How to Use SPI

Have you ever wondered how your fastest mile compares to your first half marathon? Or, wondered if your best 5K is better than your second best marathon time? How can you tell?

The Smashrun Performance Index (SPI) is a value derived from a performance curve to help you compare runs of similar effort across various distances. The thing to keep in mind is that SPI is only somewhat predictive.

The problem with many performance models is that they often only use finish times of elite male athletes as the baseline reference for the top percentile – not average runners but, world-record setting athletes. Their predictive quality can also deteriorate over longer distances, especially when you try to interpolate a marathon time from a very short distance, like 800 meters.

However, performance models can be useful for understanding relative improvements, assuming that the conditions for each new PR set is approximately the same.

The Purdy Points Model

In 1936, a table of finish times for elite athletes was compiled consisting of distances from 40 meters to 100,000 meters.

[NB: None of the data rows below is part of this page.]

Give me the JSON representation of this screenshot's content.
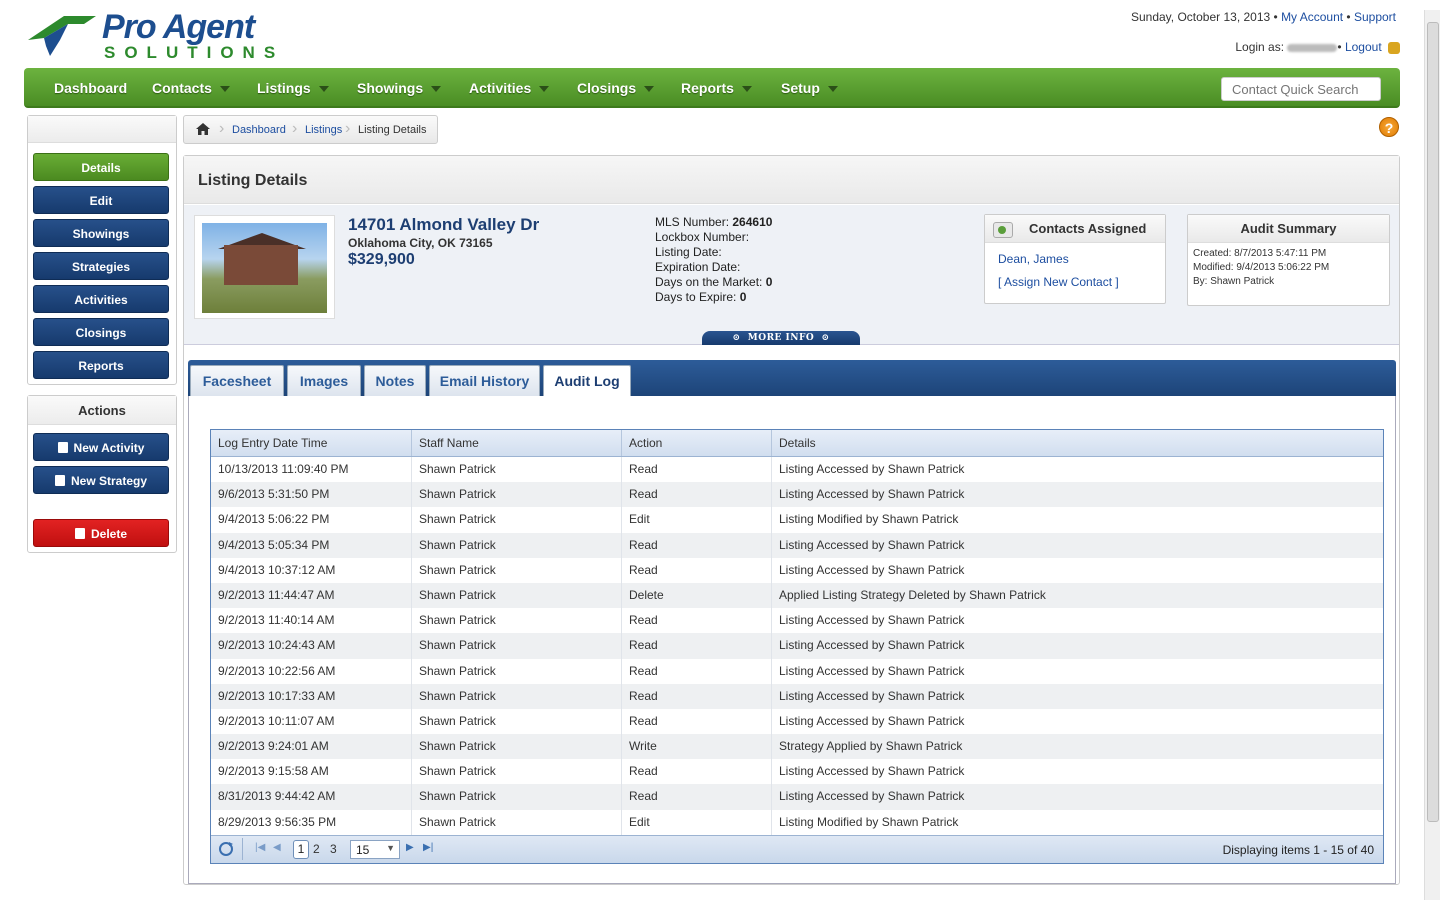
{
  "brand": {
    "line1": "Pro Agent",
    "line2": "SOLUTIONS"
  },
  "topbar": {
    "date": "Sunday, October 13, 2013",
    "my_account": "My Account",
    "support": "Support",
    "login_as": "Login as:",
    "logout": "Logout"
  },
  "nav": {
    "items": [
      {
        "label": "Dashboard"
      },
      {
        "label": "Contacts"
      },
      {
        "label": "Listings"
      },
      {
        "label": "Showings"
      },
      {
        "label": "Activities"
      },
      {
        "label": "Closings"
      },
      {
        "label": "Reports"
      },
      {
        "label": "Setup"
      }
    ],
    "search_placeholder": "Contact Quick Search"
  },
  "sidebar": {
    "items": [
      {
        "label": "Details"
      },
      {
        "label": "Edit"
      },
      {
        "label": "Showings"
      },
      {
        "label": "Strategies"
      },
      {
        "label": "Activities"
      },
      {
        "label": "Closings"
      },
      {
        "label": "Reports"
      }
    ]
  },
  "actions": {
    "title": "Actions",
    "new_activity": "New Activity",
    "new_strategy": "New Strategy",
    "delete": "Delete"
  },
  "breadcrumb": {
    "dashboard": "Dashboard",
    "listings": "Listings",
    "current": "Listing Details"
  },
  "help": "?",
  "panel": {
    "title": "Listing Details"
  },
  "listing": {
    "address": "14701 Almond Valley Dr",
    "city": "Oklahoma City, OK 73165",
    "price": "$329,900",
    "mls_label": "MLS Number:",
    "mls_value": "264610",
    "lockbox_label": "Lockbox Number:",
    "listing_date_label": "Listing Date:",
    "expiration_label": "Expiration Date:",
    "dom_label": "Days on the Market:",
    "dom_value": "0",
    "dte_label": "Days to Expire:",
    "dte_value": "0",
    "more_info": "MORE INFO"
  },
  "contacts": {
    "title": "Contacts Assigned",
    "contact": "Dean, James",
    "assign": "[ Assign New Contact ]"
  },
  "audit": {
    "title": "Audit Summary",
    "created": "Created: 8/7/2013 5:47:11 PM",
    "modified": "Modified: 9/4/2013 5:06:22 PM",
    "by": "By: Shawn Patrick"
  },
  "tabs": [
    {
      "label": "Facesheet"
    },
    {
      "label": "Images"
    },
    {
      "label": "Notes"
    },
    {
      "label": "Email History"
    },
    {
      "label": "Audit Log"
    }
  ],
  "grid": {
    "headers": [
      "Log Entry Date Time",
      "Staff Name",
      "Action",
      "Details"
    ],
    "rows": [
      [
        "10/13/2013 11:09:40 PM",
        "Shawn Patrick",
        "Read",
        "Listing Accessed by Shawn Patrick"
      ],
      [
        "9/6/2013 5:31:50 PM",
        "Shawn Patrick",
        "Read",
        "Listing Accessed by Shawn Patrick"
      ],
      [
        "9/4/2013 5:06:22 PM",
        "Shawn Patrick",
        "Edit",
        "Listing Modified by Shawn Patrick"
      ],
      [
        "9/4/2013 5:05:34 PM",
        "Shawn Patrick",
        "Read",
        "Listing Accessed by Shawn Patrick"
      ],
      [
        "9/4/2013 10:37:12 AM",
        "Shawn Patrick",
        "Read",
        "Listing Accessed by Shawn Patrick"
      ],
      [
        "9/2/2013 11:44:47 AM",
        "Shawn Patrick",
        "Delete",
        "Applied Listing Strategy Deleted by Shawn Patrick"
      ],
      [
        "9/2/2013 11:40:14 AM",
        "Shawn Patrick",
        "Read",
        "Listing Accessed by Shawn Patrick"
      ],
      [
        "9/2/2013 10:24:43 AM",
        "Shawn Patrick",
        "Read",
        "Listing Accessed by Shawn Patrick"
      ],
      [
        "9/2/2013 10:22:56 AM",
        "Shawn Patrick",
        "Read",
        "Listing Accessed by Shawn Patrick"
      ],
      [
        "9/2/2013 10:17:33 AM",
        "Shawn Patrick",
        "Read",
        "Listing Accessed by Shawn Patrick"
      ],
      [
        "9/2/2013 10:11:07 AM",
        "Shawn Patrick",
        "Read",
        "Listing Accessed by Shawn Patrick"
      ],
      [
        "9/2/2013 9:24:01 AM",
        "Shawn Patrick",
        "Write",
        "Strategy Applied by Shawn Patrick"
      ],
      [
        "9/2/2013 9:15:58 AM",
        "Shawn Patrick",
        "Read",
        "Listing Accessed by Shawn Patrick"
      ],
      [
        "8/31/2013 9:44:42 AM",
        "Shawn Patrick",
        "Read",
        "Listing Accessed by Shawn Patrick"
      ],
      [
        "8/29/2013 9:56:35 PM",
        "Shawn Patrick",
        "Edit",
        "Listing Modified by Shawn Patrick"
      ]
    ],
    "pager": {
      "pages": [
        "1",
        "2",
        "3"
      ],
      "page_size": "15",
      "display": "Displaying items 1 - 15 of 40"
    }
  }
}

Each of the performances were recorded as the top velocity reached while running in a straight line and were deemed equal and assigned an arbitrary baseline value. It is known as the “Portuguese Scoring Table”.

In 1974, it was updated by J. Gerry Purdy to reflect more recent world record times and added scaling factors to account for slowdown when accelerating to peak speed and on turns. This resulted in the Purdy Points Model, which provides the foundation for our SPI.

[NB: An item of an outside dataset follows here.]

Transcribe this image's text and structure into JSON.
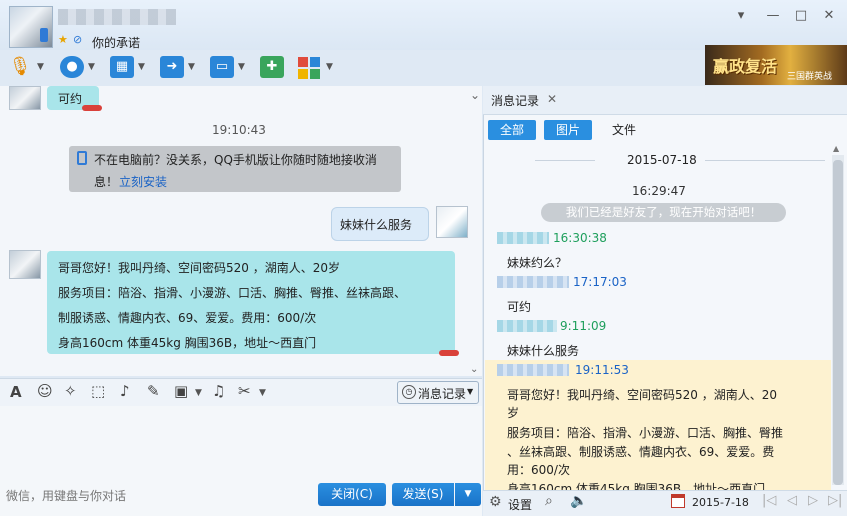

Why We Use Predictive Curves

Scoring tables are generally used as guides to help coaches predict their athlete’s performance for various distances on the track. It is, however, really important to remember that these models are not definitive indicators of actual times. Its main utility is that it can estimate your potential time for other distances, effectively providing you with a roadmap of where you’re headed.

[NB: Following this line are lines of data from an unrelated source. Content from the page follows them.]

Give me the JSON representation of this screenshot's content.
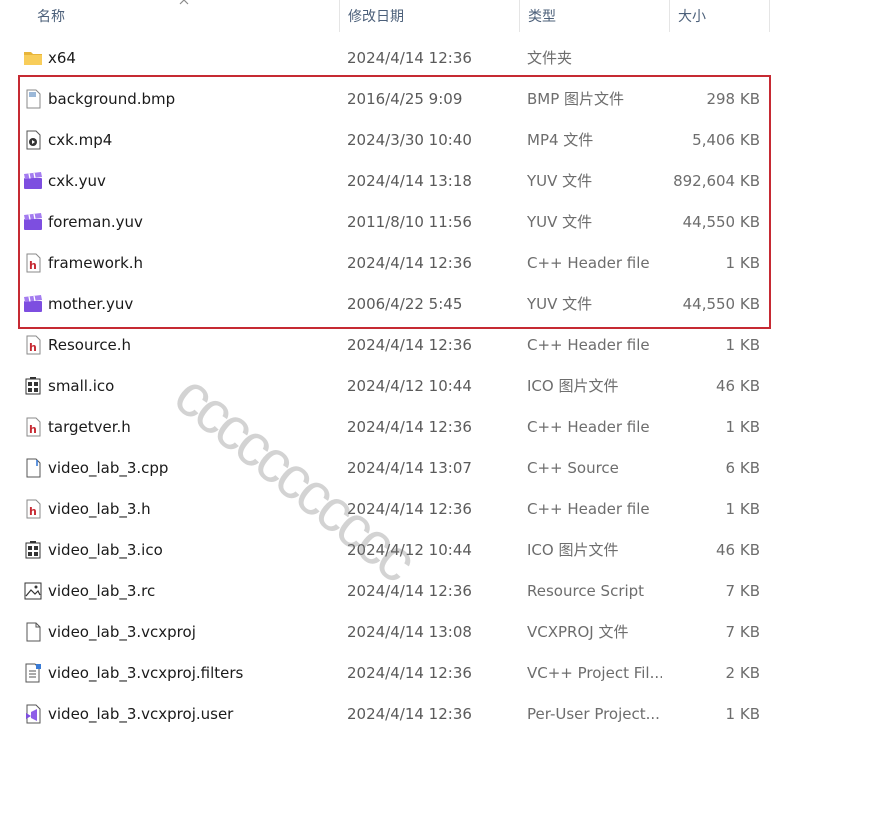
{
  "columns": {
    "name": "名称",
    "date": "修改日期",
    "type": "类型",
    "size": "大小"
  },
  "files": [
    {
      "name": "x64",
      "date": "2024/4/14 12:36",
      "type": "文件夹",
      "size": "",
      "icon": "folder"
    },
    {
      "name": "background.bmp",
      "date": "2016/4/25 9:09",
      "type": "BMP 图片文件",
      "size": "298 KB",
      "icon": "image"
    },
    {
      "name": "cxk.mp4",
      "date": "2024/3/30 10:40",
      "type": "MP4 文件",
      "size": "5,406 KB",
      "icon": "video"
    },
    {
      "name": "cxk.yuv",
      "date": "2024/4/14 13:18",
      "type": "YUV 文件",
      "size": "892,604 KB",
      "icon": "clapper"
    },
    {
      "name": "foreman.yuv",
      "date": "2011/8/10 11:56",
      "type": "YUV 文件",
      "size": "44,550 KB",
      "icon": "clapper"
    },
    {
      "name": "framework.h",
      "date": "2024/4/14 12:36",
      "type": "C++ Header file",
      "size": "1 KB",
      "icon": "header"
    },
    {
      "name": "mother.yuv",
      "date": "2006/4/22 5:45",
      "type": "YUV 文件",
      "size": "44,550 KB",
      "icon": "clapper"
    },
    {
      "name": "Resource.h",
      "date": "2024/4/14 12:36",
      "type": "C++ Header file",
      "size": "1 KB",
      "icon": "header"
    },
    {
      "name": "small.ico",
      "date": "2024/4/12 10:44",
      "type": "ICO 图片文件",
      "size": "46 KB",
      "icon": "ico"
    },
    {
      "name": "targetver.h",
      "date": "2024/4/14 12:36",
      "type": "C++ Header file",
      "size": "1 KB",
      "icon": "header"
    },
    {
      "name": "video_lab_3.cpp",
      "date": "2024/4/14 13:07",
      "type": "C++ Source",
      "size": "6 KB",
      "icon": "cpp"
    },
    {
      "name": "video_lab_3.h",
      "date": "2024/4/14 12:36",
      "type": "C++ Header file",
      "size": "1 KB",
      "icon": "header"
    },
    {
      "name": "video_lab_3.ico",
      "date": "2024/4/12 10:44",
      "type": "ICO 图片文件",
      "size": "46 KB",
      "icon": "ico"
    },
    {
      "name": "video_lab_3.rc",
      "date": "2024/4/14 12:36",
      "type": "Resource Script",
      "size": "7 KB",
      "icon": "rc"
    },
    {
      "name": "video_lab_3.vcxproj",
      "date": "2024/4/14 13:08",
      "type": "VCXPROJ 文件",
      "size": "7 KB",
      "icon": "blank"
    },
    {
      "name": "video_lab_3.vcxproj.filters",
      "date": "2024/4/14 12:36",
      "type": "VC++ Project Fil...",
      "size": "2 KB",
      "icon": "filters"
    },
    {
      "name": "video_lab_3.vcxproj.user",
      "date": "2024/4/14 12:36",
      "type": "Per-User Project...",
      "size": "1 KB",
      "icon": "vsuser"
    }
  ],
  "watermark": "ccccccccccc"
}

We use predictive curves mainly because it gives us a baseline for measuring individual fitness level. For example: here are three hypothetical curves based on a 10min/mi (6:12min/km), 8:34min/mi (5:19min/km), and a 7:45min/mi (4:48min/km) pace. You’ll see that, as your baseline pace for a mile improves, your predictive curve shifts upwards.


You could also work backwards from the curve because once the SPI value for a given point is determined, you can back out of it what your approximate time might be for another distance. It’s how we calculate your estimated finish time on the By Run page.

Additionally, Pace Trends looks at SPI to plot your three best performing runs on a rolling 30-day period (so 30 days from today and back). “Best” in this case can seem rather subjective but, again, as long as you’re comparing runs performed under similar conditions, it should remain fairly accurate.

Every Runner Has A Different Performance Curve

Your training history will affect the slope of your performance curve. Some runners might have a flatter curve because they’re already training near their peak so there’s less room for dramatic improvements, whereas beginners would see a more pronounced upward trend.

If you’ve been running for a while, your overall pace trend could be pretty stable.


If you’ve never run before or you just started running races, you’ll likely have a steeper slope.


Context Is Important

Living someplace flat and running mostly on roads would generally result in higher baseline SPI’s than living someplace hilly and running mostly on trails. That means it’s entirely possible to shift your predictive curve up and down. The takeaway is that a lower curve doesn’t necessarily mean you are less fit, you might just be training under more challenging conditions.

This is why it’s important to look at your pace trends within specific training periods. You can always select a section of your training history and isolate those periods to see how you improved. Looking at the big picture is useful, but you cannot always trend upwards. Point A to point B isn’t exactly a straight line, it’s more like a staircase.


Here’s an actual example of one runner’s entire training history on Smashrun that demonstrates the principle of progression.


As you highlight sections of your pace trends and drag the time period over the years, you’ll see that there were probably several points in time when your pace trends looked a bit like the chart above. Context is a powerful thing. Use it to your advantage.

Ultimately, we would like to eventually be able to make certain adjustments like accounting for elevation gain/loss, adjust the baseline to reflect gender specific finish times, and maybe even adjust the curve based on age groups. Those will be likely be part of version two or three.